Have you ever wondered if you have a soulmate? Someone you're attracted to, someone with whom you have a connection and someone you can bond with.
Today marks Qixi Festival, the only Chinese festival devoted to love. In this episode of Mastering Chinese Poetry, we take a look at a classic love poem by Tang Dynasty (618-907) poet Li Shangyin.
In style and structure, some of Tang Dynasty poet Li Shangyin's untitled works gleam with sadness and sentimentality. Love is hard to put into words, but Li knew his way around the intricate description of love that one feels but cannot express.
As last night twinkle stars, as last night blows the breeze,
West of the painted bower, east of Cassia Hall.
Having no wings I can't fly to you as I please;
(Translated by Xu Yuanchong)
zuó yè xīng chén zuó yè fēng
huà lóu xī pàn guì táng dōng
The first two sentences are about a happy get-together the previous night, giving a sense of time and place. The twinkling stars and gentle breeze at nightfall, amid a warm, quiet and romantic atmosphere.
"West of the painted bower, east of Cassia Hall." By not revealing the exact location, the poet heightens the atmosphere. It was the right moment at a beautiful place, leaving the poet with an enduring and magical sensation.
shēn wú cǎi fèng shuāng fēi yì
xīn yǒu líng xī yī diǎn tōng

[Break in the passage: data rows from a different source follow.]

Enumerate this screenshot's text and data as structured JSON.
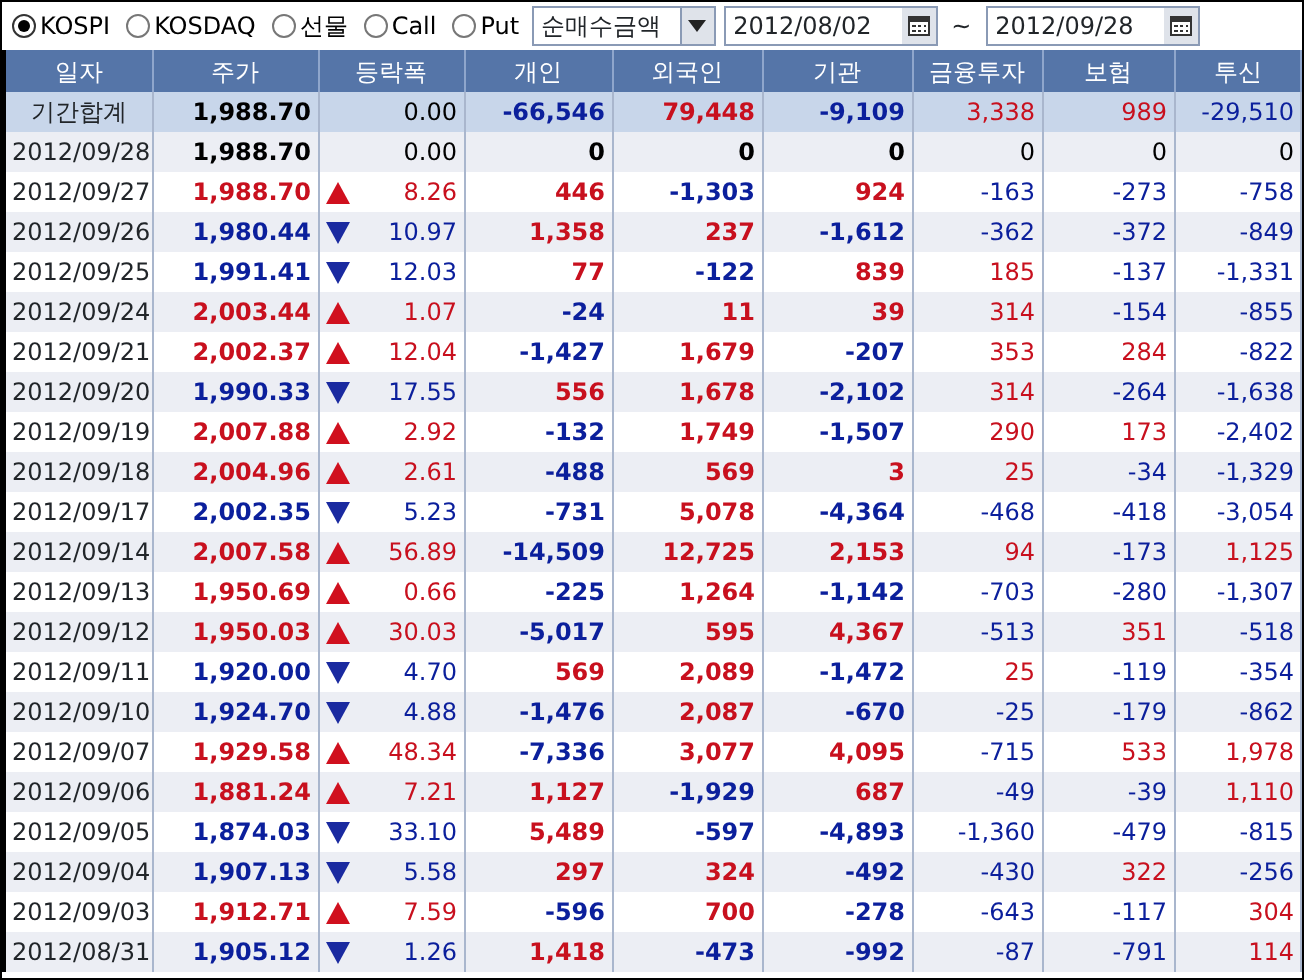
{
  "toolbar": {
    "markets": [
      {
        "label": "KOSPI",
        "selected": true
      },
      {
        "label": "KOSDAQ",
        "selected": false
      },
      {
        "label": "선물",
        "selected": false
      },
      {
        "label": "Call",
        "selected": false
      },
      {
        "label": "Put",
        "selected": false
      }
    ],
    "measure": "순매수금액",
    "date_from": "2012/08/02",
    "range_separator": "~",
    "date_to": "2012/09/28"
  },
  "table": {
    "columns": [
      "일자",
      "주가",
      "등락폭",
      "개인",
      "외국인",
      "기관",
      "금융투자",
      "보험",
      "투신"
    ],
    "rows": [
      {
        "kind": "total",
        "date": "기간합계",
        "price": "1,988.70",
        "up": false,
        "down": false,
        "change": "0.00",
        "values": [
          "-66,546",
          "79,448",
          "-9,109",
          "3,338",
          "989",
          "-29,510"
        ]
      },
      {
        "kind": "day",
        "date": "2012/09/28",
        "price": "1,988.70",
        "up": false,
        "down": false,
        "change": "0.00",
        "values": [
          "0",
          "0",
          "0",
          "0",
          "0",
          "0"
        ]
      },
      {
        "kind": "day",
        "date": "2012/09/27",
        "price": "1,988.70",
        "up": true,
        "down": false,
        "change": "8.26",
        "values": [
          "446",
          "-1,303",
          "924",
          "-163",
          "-273",
          "-758"
        ]
      },
      {
        "kind": "day",
        "date": "2012/09/26",
        "price": "1,980.44",
        "up": false,
        "down": true,
        "change": "10.97",
        "values": [
          "1,358",
          "237",
          "-1,612",
          "-362",
          "-372",
          "-849"
        ]
      },
      {
        "kind": "day",
        "date": "2012/09/25",
        "price": "1,991.41",
        "up": false,
        "down": true,
        "change": "12.03",
        "values": [
          "77",
          "-122",
          "839",
          "185",
          "-137",
          "-1,331"
        ]
      },
      {
        "kind": "day",
        "date": "2012/09/24",
        "price": "2,003.44",
        "up": true,
        "down": false,
        "change": "1.07",
        "values": [
          "-24",
          "11",
          "39",
          "314",
          "-154",
          "-855"
        ]
      },
      {
        "kind": "day",
        "date": "2012/09/21",
        "price": "2,002.37",
        "up": true,
        "down": false,
        "change": "12.04",
        "values": [
          "-1,427",
          "1,679",
          "-207",
          "353",
          "284",
          "-822"
        ]
      },
      {
        "kind": "day",
        "date": "2012/09/20",
        "price": "1,990.33",
        "up": false,
        "down": true,
        "change": "17.55",
        "values": [
          "556",
          "1,678",
          "-2,102",
          "314",
          "-264",
          "-1,638"
        ]
      },
      {
        "kind": "day",
        "date": "2012/09/19",
        "price": "2,007.88",
        "up": true,
        "down": false,
        "change": "2.92",
        "values": [
          "-132",
          "1,749",
          "-1,507",
          "290",
          "173",
          "-2,402"
        ]
      },
      {
        "kind": "day",
        "date": "2012/09/18",
        "price": "2,004.96",
        "up": true,
        "down": false,
        "change": "2.61",
        "values": [
          "-488",
          "569",
          "3",
          "25",
          "-34",
          "-1,329"
        ]
      },
      {
        "kind": "day",
        "date": "2012/09/17",
        "price": "2,002.35",
        "up": false,
        "down": true,
        "change": "5.23",
        "values": [
          "-731",
          "5,078",
          "-4,364",
          "-468",
          "-418",
          "-3,054"
        ]
      },
      {
        "kind": "day",
        "date": "2012/09/14",
        "price": "2,007.58",
        "up": true,
        "down": false,
        "change": "56.89",
        "values": [
          "-14,509",
          "12,725",
          "2,153",
          "94",
          "-173",
          "1,125"
        ]
      },
      {
        "kind": "day",
        "date": "2012/09/13",
        "price": "1,950.69",
        "up": true,
        "down": false,
        "change": "0.66",
        "values": [
          "-225",
          "1,264",
          "-1,142",
          "-703",
          "-280",
          "-1,307"
        ]
      },
      {
        "kind": "day",
        "date": "2012/09/12",
        "price": "1,950.03",
        "up": true,
        "down": false,
        "change": "30.03",
        "values": [
          "-5,017",
          "595",
          "4,367",
          "-513",
          "351",
          "-518"
        ]
      },
      {
        "kind": "day",
        "date": "2012/09/11",
        "price": "1,920.00",
        "up": false,
        "down": true,
        "change": "4.70",
        "values": [
          "569",
          "2,089",
          "-1,472",
          "25",
          "-119",
          "-354"
        ]
      },
      {
        "kind": "day",
        "date": "2012/09/10",
        "price": "1,924.70",
        "up": false,
        "down": true,
        "change": "4.88",
        "values": [
          "-1,476",
          "2,087",
          "-670",
          "-25",
          "-179",
          "-862"
        ]
      },
      {
        "kind": "day",
        "date": "2012/09/07",
        "price": "1,929.58",
        "up": true,
        "down": false,
        "change": "48.34",
        "values": [
          "-7,336",
          "3,077",
          "4,095",
          "-715",
          "533",
          "1,978"
        ]
      },
      {
        "kind": "day",
        "date": "2012/09/06",
        "price": "1,881.24",
        "up": true,
        "down": false,
        "change": "7.21",
        "values": [
          "1,127",
          "-1,929",
          "687",
          "-49",
          "-39",
          "1,110"
        ]
      },
      {
        "kind": "day",
        "date": "2012/09/05",
        "price": "1,874.03",
        "up": false,
        "down": true,
        "change": "33.10",
        "values": [
          "5,489",
          "-597",
          "-4,893",
          "-1,360",
          "-479",
          "-815"
        ]
      },
      {
        "kind": "day",
        "date": "2012/09/04",
        "price": "1,907.13",
        "up": false,
        "down": true,
        "change": "5.58",
        "values": [
          "297",
          "324",
          "-492",
          "-430",
          "322",
          "-256"
        ]
      },
      {
        "kind": "day",
        "date": "2012/09/03",
        "price": "1,912.71",
        "up": true,
        "down": false,
        "change": "7.59",
        "values": [
          "-596",
          "700",
          "-278",
          "-643",
          "-117",
          "304"
        ]
      },
      {
        "kind": "day",
        "date": "2012/08/31",
        "price": "1,905.12",
        "up": false,
        "down": true,
        "change": "1.26",
        "values": [
          "1,418",
          "-473",
          "-992",
          "-87",
          "-791",
          "114"
        ]
      }
    ]
  }
}
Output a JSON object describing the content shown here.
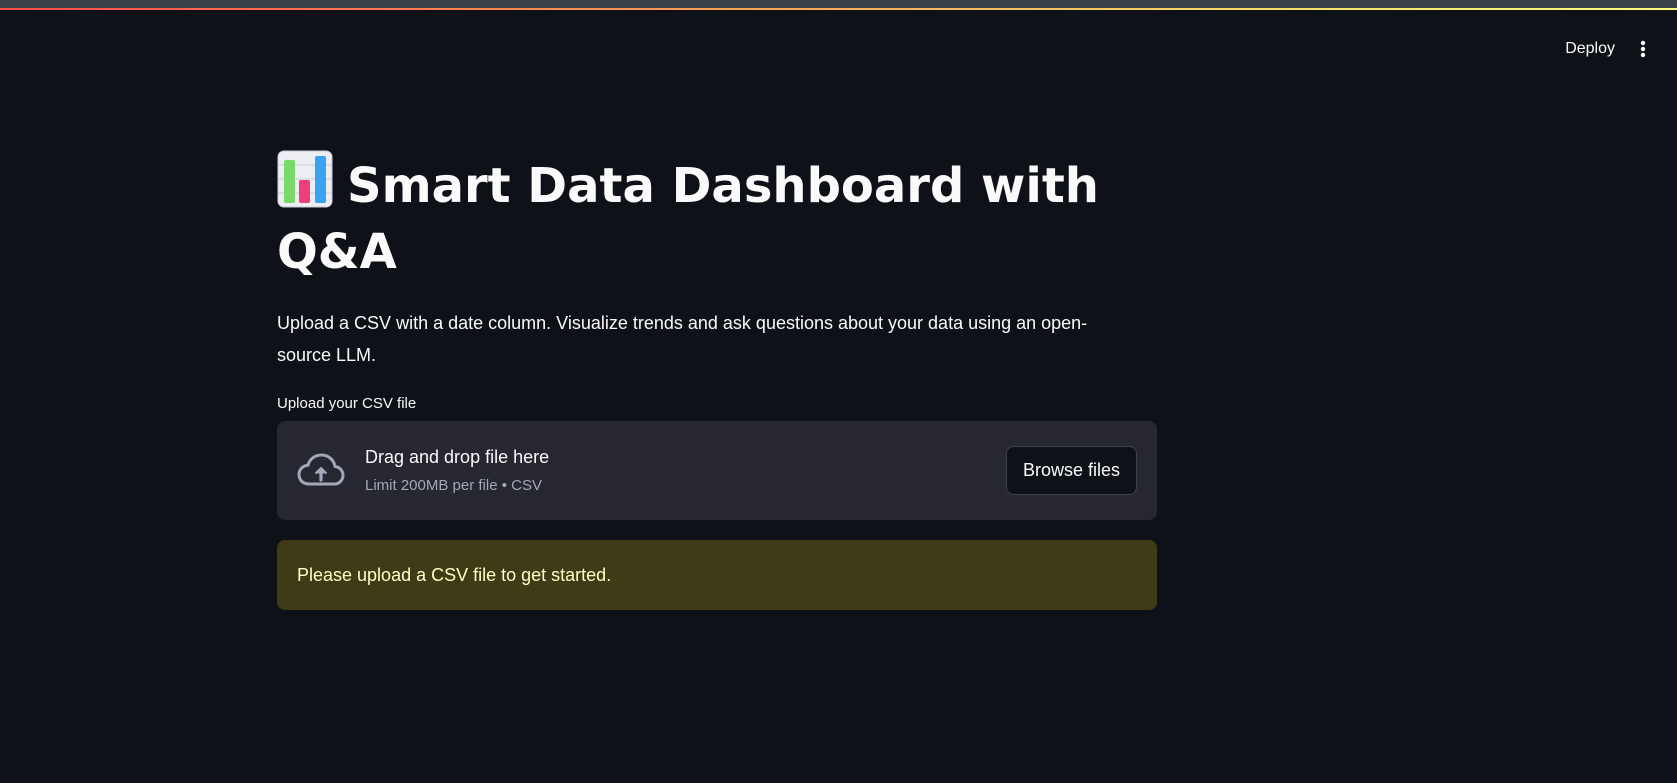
{
  "header": {
    "deploy_label": "Deploy",
    "menu_icon": "kebab-menu-icon"
  },
  "main": {
    "title_icon": "bar-chart-emoji",
    "title": "Smart Data Dashboard with Q&A",
    "subtitle": "Upload a CSV with a date column. Visualize trends and ask questions about your data using an open-source LLM.",
    "uploader": {
      "label": "Upload your CSV file",
      "icon": "cloud-upload-icon",
      "drop_title": "Drag and drop file here",
      "drop_limit": "Limit 200MB per file • CSV",
      "browse_label": "Browse files"
    },
    "warning": {
      "message": "Please upload a CSV file to get started."
    }
  },
  "colors": {
    "background": "#0e1117",
    "dropzone_bg": "#262730",
    "warning_bg": "#3e3b16",
    "warning_text": "#ffffc2",
    "accent_red": "#ff4b4b",
    "accent_yellow": "#fffd80"
  }
}
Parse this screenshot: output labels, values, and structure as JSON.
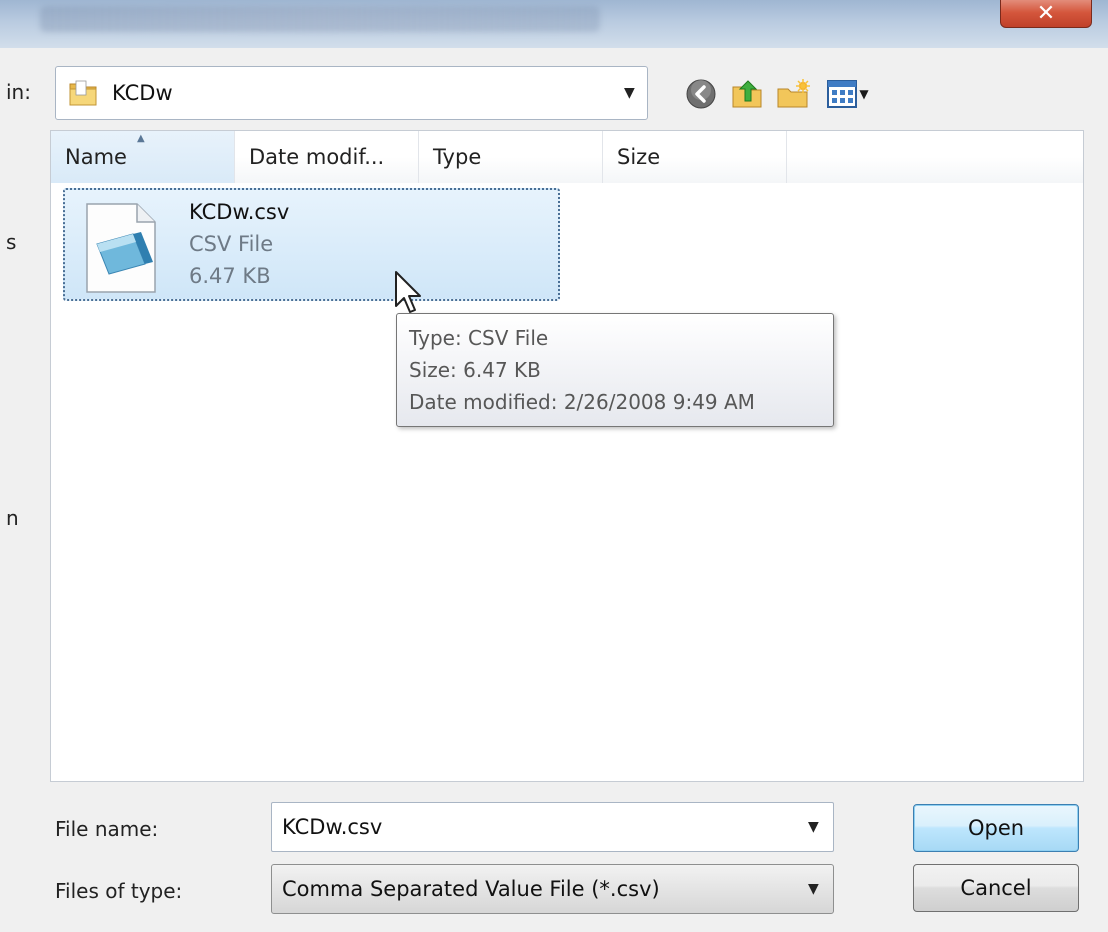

The following two sentences are a perfect couplet, expressing the quiet desperation of lovesickness when they are apart.
"Having no wings I can't fly to you as I please," shows the sorrow the poet suffered at being apart from his loved one. While "Our hearts at one, your ears can hear my inner call," highlights the strong bond between them that they can still feel connected, despite the distance from each other.
The mixed feelings of grief and joy become one by contrast - there is sweetness in pain; there is hope in loneliness. In the poem, subtle and complex mental activities between lovers are put under the microscope. By extension, two people sharing a close bond can also refer to friendship.
After all, a happy and healthy relationship can bring out the best in people. And the common pursuit of a perfect fit is always being able to understand each other with a simple expression in the eyes rather than a lengthy conversation.
One of the reasons these lines are still quoted today is that the poem delivers messages that are linked to the notion of "soulmate" in the West. The Greek philosopher Plato wrote about love in his work, the Symposium, love is simply the name for the desire and pursuit of the whole.
You may search for your soulmate, but you may not find the person. If you're lucky enough to find your soulmate, then cherish your blessings and happy Chinese Valentine's Day!